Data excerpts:
== Segment start ==
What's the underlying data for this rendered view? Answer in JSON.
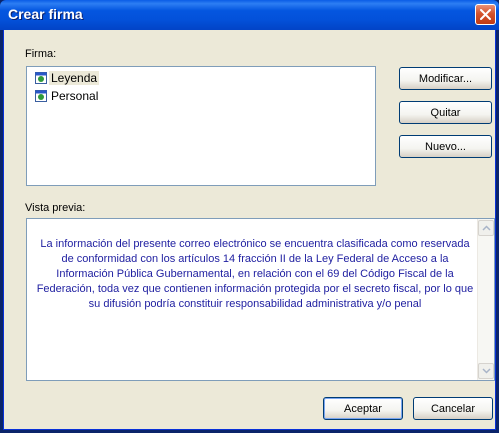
{
  "window": {
    "title": "Crear firma"
  },
  "firma": {
    "label": "Firma:",
    "items": [
      {
        "label": "Leyenda",
        "selected": true
      },
      {
        "label": "Personal",
        "selected": false
      }
    ]
  },
  "buttons": {
    "modificar": "Modificar...",
    "quitar": "Quitar",
    "nuevo": "Nuevo...",
    "aceptar": "Aceptar",
    "cancelar": "Cancelar"
  },
  "preview": {
    "label": "Vista previa:",
    "text": "La información del presente correo electrónico se encuentra clasificada como reservada de conformidad con los artículos 14 fracción II de la Ley Federal de Acceso a la Información Pública Gubernamental, en relación  con el 69 del Código Fiscal de la Federación, toda vez que contienen información protegida por el secreto fiscal, por lo que su difusión podría constituir responsabilidad administrativa y/o penal"
  },
  "colors": {
    "titlebar": "#0351da",
    "preview_text": "#1e1ea0",
    "dialog_bg": "#ece9d8"
  }
}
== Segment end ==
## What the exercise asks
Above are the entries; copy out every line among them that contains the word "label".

## Response to the task
    "label": "Firma:",
        "label": "Leyenda",
        "label": "Personal",
    "label": "Vista previa:",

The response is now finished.